Dataset entries

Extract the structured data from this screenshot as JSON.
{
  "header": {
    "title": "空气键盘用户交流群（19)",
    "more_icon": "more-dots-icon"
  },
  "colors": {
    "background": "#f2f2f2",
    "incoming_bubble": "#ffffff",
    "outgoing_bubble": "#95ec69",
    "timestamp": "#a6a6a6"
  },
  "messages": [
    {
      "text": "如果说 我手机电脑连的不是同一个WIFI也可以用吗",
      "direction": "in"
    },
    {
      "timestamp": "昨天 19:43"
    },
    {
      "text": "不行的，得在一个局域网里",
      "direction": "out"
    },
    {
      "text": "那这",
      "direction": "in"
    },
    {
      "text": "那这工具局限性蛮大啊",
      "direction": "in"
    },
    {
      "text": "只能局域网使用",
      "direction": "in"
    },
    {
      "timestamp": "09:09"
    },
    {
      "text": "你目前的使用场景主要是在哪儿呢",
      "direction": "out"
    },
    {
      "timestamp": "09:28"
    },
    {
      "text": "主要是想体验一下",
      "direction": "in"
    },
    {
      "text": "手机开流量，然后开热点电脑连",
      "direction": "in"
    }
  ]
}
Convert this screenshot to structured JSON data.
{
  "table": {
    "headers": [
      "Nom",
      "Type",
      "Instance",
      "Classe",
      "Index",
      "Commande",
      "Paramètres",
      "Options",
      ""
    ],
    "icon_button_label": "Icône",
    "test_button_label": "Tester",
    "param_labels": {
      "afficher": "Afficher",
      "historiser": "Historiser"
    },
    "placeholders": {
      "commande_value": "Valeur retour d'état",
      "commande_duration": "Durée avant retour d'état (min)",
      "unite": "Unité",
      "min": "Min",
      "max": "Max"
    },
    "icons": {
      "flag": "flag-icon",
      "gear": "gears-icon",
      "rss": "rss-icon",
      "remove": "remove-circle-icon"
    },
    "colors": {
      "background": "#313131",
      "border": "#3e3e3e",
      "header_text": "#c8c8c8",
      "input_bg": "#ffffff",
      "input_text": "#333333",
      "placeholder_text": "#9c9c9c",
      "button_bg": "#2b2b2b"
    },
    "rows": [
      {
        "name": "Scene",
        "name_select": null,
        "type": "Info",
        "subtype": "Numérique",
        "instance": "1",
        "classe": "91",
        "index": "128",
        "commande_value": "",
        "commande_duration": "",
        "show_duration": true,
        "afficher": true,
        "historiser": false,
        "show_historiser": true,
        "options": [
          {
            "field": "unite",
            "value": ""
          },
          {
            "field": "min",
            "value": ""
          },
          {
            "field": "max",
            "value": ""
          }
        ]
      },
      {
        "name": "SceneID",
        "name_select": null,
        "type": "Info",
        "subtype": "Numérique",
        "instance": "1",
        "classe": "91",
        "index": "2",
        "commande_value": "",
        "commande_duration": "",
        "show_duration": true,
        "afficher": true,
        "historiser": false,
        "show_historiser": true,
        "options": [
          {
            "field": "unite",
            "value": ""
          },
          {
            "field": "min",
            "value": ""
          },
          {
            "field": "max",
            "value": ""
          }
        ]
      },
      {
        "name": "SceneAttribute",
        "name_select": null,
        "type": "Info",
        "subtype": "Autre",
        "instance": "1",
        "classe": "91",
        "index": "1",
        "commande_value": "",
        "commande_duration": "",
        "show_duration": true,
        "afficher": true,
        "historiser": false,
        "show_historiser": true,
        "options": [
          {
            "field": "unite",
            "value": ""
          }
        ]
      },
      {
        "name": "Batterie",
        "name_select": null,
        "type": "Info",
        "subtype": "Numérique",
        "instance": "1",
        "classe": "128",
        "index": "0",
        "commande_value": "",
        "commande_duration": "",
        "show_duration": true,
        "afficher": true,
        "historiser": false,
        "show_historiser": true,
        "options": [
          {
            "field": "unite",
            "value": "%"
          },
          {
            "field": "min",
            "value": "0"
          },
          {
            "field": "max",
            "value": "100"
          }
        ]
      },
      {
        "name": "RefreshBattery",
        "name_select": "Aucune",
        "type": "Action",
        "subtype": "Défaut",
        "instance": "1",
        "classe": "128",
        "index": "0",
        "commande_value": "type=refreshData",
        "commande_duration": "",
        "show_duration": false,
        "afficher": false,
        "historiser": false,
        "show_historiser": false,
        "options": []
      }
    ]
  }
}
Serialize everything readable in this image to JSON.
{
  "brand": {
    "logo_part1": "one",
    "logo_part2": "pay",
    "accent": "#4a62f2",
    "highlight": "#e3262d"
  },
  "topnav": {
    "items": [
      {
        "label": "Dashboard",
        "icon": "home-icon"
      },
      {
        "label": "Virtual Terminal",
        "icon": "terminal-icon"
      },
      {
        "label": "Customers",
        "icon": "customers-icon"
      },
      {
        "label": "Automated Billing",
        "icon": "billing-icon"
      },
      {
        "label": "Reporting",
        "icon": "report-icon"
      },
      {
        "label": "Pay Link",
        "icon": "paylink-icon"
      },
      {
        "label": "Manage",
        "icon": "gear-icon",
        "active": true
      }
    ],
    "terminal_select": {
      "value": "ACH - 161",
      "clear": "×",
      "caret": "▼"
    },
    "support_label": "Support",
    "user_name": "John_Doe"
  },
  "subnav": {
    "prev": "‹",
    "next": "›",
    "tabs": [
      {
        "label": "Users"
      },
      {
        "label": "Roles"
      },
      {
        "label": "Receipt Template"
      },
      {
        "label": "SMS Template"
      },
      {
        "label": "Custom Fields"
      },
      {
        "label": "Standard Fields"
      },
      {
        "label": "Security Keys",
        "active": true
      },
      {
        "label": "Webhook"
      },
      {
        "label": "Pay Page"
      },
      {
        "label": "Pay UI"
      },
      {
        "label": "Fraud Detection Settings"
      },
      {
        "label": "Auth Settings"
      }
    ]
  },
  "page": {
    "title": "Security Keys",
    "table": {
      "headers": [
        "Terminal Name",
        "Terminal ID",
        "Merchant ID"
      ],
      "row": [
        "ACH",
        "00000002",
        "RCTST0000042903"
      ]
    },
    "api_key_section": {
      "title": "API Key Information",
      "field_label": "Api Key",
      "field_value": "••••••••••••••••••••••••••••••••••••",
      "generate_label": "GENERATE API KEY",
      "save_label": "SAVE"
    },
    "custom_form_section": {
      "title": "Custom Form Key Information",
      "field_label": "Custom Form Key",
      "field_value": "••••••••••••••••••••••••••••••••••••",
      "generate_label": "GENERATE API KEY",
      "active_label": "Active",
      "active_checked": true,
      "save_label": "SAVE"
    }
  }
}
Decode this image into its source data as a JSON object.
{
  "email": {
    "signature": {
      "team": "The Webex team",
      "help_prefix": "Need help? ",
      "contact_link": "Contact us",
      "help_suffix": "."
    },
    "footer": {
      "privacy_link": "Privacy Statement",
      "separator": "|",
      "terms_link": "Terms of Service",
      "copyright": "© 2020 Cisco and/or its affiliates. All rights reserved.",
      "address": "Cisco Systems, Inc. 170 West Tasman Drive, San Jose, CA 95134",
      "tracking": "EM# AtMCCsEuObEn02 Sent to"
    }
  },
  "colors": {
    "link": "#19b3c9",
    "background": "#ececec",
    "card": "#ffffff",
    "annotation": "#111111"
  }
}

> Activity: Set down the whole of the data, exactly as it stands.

> Output:
Extract the structured data from this screenshot as JSON.
{
  "header": {
    "title": "空气键盘用户交流群（19)",
    "more_icon": "more-dots-icon"
  },
  "colors": {
    "background": "#f2f2f2",
    "incoming_bubble": "#ffffff",
    "outgoing_bubble": "#95ec69",
    "timestamp": "#a6a6a6"
  },
  "messages": [
    {
      "text": "如果说 我手机电脑连的不是同一个WIFI也可以用吗",
      "direction": "in"
    },
    {
      "timestamp": "昨天 19:43"
    },
    {
      "text": "不行的，得在一个局域网里",
      "direction": "out"
    },
    {
      "text": "那这",
      "direction": "in"
    },
    {
      "text": "那这工具局限性蛮大啊",
      "direction": "in"
    },
    {
      "text": "只能局域网使用",
      "direction": "in"
    },
    {
      "timestamp": "09:09"
    },
    {
      "text": "你目前的使用场景主要是在哪儿呢",
      "direction": "out"
    },
    {
      "timestamp": "09:28"
    },
    {
      "text": "主要是想体验一下",
      "direction": "in"
    },
    {
      "text": "手机开流量，然后开热点电脑连",
      "direction": "in"
    }
  ]
}
Convert this screenshot to structured JSON data.
{
  "table": {
    "headers": [
      "Nom",
      "Type",
      "Instance",
      "Classe",
      "Index",
      "Commande",
      "Paramètres",
      "Options",
      ""
    ],
    "icon_button_label": "Icône",
    "test_button_label": "Tester",
    "param_labels": {
      "afficher": "Afficher",
      "historiser": "Historiser"
    },
    "placeholders": {
      "commande_value": "Valeur retour d'état",
      "commande_duration": "Durée avant retour d'état (min)",
      "unite": "Unité",
      "min": "Min",
      "max": "Max"
    },
    "icons": {
      "flag": "flag-icon",
      "gear": "gears-icon",
      "rss": "rss-icon",
      "remove": "remove-circle-icon"
    },
    "colors": {
      "background": "#313131",
      "border": "#3e3e3e",
      "header_text": "#c8c8c8",
      "input_bg": "#ffffff",
      "input_text": "#333333",
      "placeholder_text": "#9c9c9c",
      "button_bg": "#2b2b2b"
    },
    "rows": [
      {
        "name": "Scene",
        "name_select": null,
        "type": "Info",
        "subtype": "Numérique",
        "instance": "1",
        "classe": "91",
        "index": "128",
        "commande_value": "",
        "commande_duration": "",
        "show_duration": true,
        "afficher": true,
        "historiser": false,
        "show_historiser": true,
        "options": [
          {
            "field": "unite",
            "value": ""
          },
          {
            "field": "min",
            "value": ""
          },
          {
            "field": "max",
            "value": ""
          }
        ]
      },
      {
        "name": "SceneID",
        "name_select": null,
        "type": "Info",
        "subtype": "Numérique",
        "instance": "1",
        "classe": "91",
        "index": "2",
        "commande_value": "",
        "commande_duration": "",
        "show_duration": true,
        "afficher": true,
        "historiser": false,
        "show_historiser": true,
        "options": [
          {
            "field": "unite",
            "value": ""
          },
          {
            "field": "min",
            "value": ""
          },
          {
            "field": "max",
            "value": ""
          }
        ]
      },
      {
        "name": "SceneAttribute",
        "name_select": null,
        "type": "Info",
        "subtype": "Autre",
        "instance": "1",
        "classe": "91",
        "index": "1",
        "commande_value": "",
        "commande_duration": "",
        "show_duration": true,
        "afficher": true,
        "historiser": false,
        "show_historiser": true,
        "options": [
          {
            "field": "unite",
            "value": ""
          }
        ]
      },
      {
        "name": "Batterie",
        "name_select": null,
        "type": "Info",
        "subtype": "Numérique",
        "instance": "1",
        "classe": "128",
        "index": "0",
        "commande_value": "",
        "commande_duration": "",
        "show_duration": true,
        "afficher": true,
        "historiser": false,
        "show_historiser": true,
        "options": [
          {
            "field": "unite",
            "value": "%"
          },
          {
            "field": "min",
            "value": "0"
          },
          {
            "field": "max",
            "value": "100"
          }
        ]
      },
      {
        "name": "RefreshBattery",
        "name_select": "Aucune",
        "type": "Action",
        "subtype": "Défaut",
        "instance": "1",
        "classe": "128",
        "index": "0",
        "commande_value": "type=refreshData",
        "commande_duration": "",
        "show_duration": false,
        "afficher": false,
        "historiser": false,
        "show_historiser": false,
        "options": []
      }
    ]
  }
}
Serialize everything readable in this image to JSON.
{
  "brand": {
    "logo_part1": "one",
    "logo_part2": "pay",
    "accent": "#4a62f2",
    "highlight": "#e3262d"
  },
  "topnav": {
    "items": [
      {
        "label": "Dashboard",
        "icon": "home-icon"
      },
      {
        "label": "Virtual Terminal",
        "icon": "terminal-icon"
      },
      {
        "label": "Customers",
        "icon": "customers-icon"
      },
      {
        "label": "Automated Billing",
        "icon": "billing-icon"
      },
      {
        "label": "Reporting",
        "icon": "report-icon"
      },
      {
        "label": "Pay Link",
        "icon": "paylink-icon"
      },
      {
        "label": "Manage",
        "icon": "gear-icon",
        "active": true
      }
    ],
    "terminal_select": {
      "value": "ACH - 161",
      "clear": "×",
      "caret": "▼"
    },
    "support_label": "Support",
    "user_name": "John_Doe"
  },
  "subnav": {
    "prev": "‹",
    "next": "›",
    "tabs": [
      {
        "label": "Users"
      },
      {
        "label": "Roles"
      },
      {
        "label": "Receipt Template"
      },
      {
        "label": "SMS Template"
      },
      {
        "label": "Custom Fields"
      },
      {
        "label": "Standard Fields"
      },
      {
        "label": "Security Keys",
        "active": true
      },
      {
        "label": "Webhook"
      },
      {
        "label": "Pay Page"
      },
      {
        "label": "Pay UI"
      },
      {
        "label": "Fraud Detection Settings"
      },
      {
        "label": "Auth Settings"
      }
    ]
  },
  "page": {
    "title": "Security Keys",
    "table": {
      "headers": [
        "Terminal Name",
        "Terminal ID",
        "Merchant ID"
      ],
      "row": [
        "ACH",
        "00000002",
        "RCTST0000042903"
      ]
    },
    "api_key_section": {
      "title": "API Key Information",
      "field_label": "Api Key",
      "field_value": "••••••••••••••••••••••••••••••••••••",
      "generate_label": "GENERATE API KEY",
      "save_label": "SAVE"
    },
    "custom_form_section": {
      "title": "Custom Form Key Information",
      "field_label": "Custom Form Key",
      "field_value": "••••••••••••••••••••••••••••••••••••",
      "generate_label": "GENERATE API KEY",
      "active_label": "Active",
      "active_checked": true,
      "save_label": "SAVE"
    }
  }
}
Decode this image into its source data as a JSON object.
{
  "email": {
    "signature": {
      "team": "The Webex team",
      "help_prefix": "Need help? ",
      "contact_link": "Contact us",
      "help_suffix": "."
    },
    "footer": {
      "privacy_link": "Privacy Statement",
      "separator": "|",
      "terms_link": "Terms of Service",
      "copyright": "© 2020 Cisco and/or its affiliates. All rights reserved.",
      "address": "Cisco Systems, Inc. 170 West Tasman Drive, San Jose, CA 95134",
      "tracking": "EM# AtMCCsEuObEn02 Sent to"
    }
  },
  "colors": {
    "link": "#19b3c9",
    "background": "#ececec",
    "card": "#ffffff",
    "annotation": "#111111"
  }
}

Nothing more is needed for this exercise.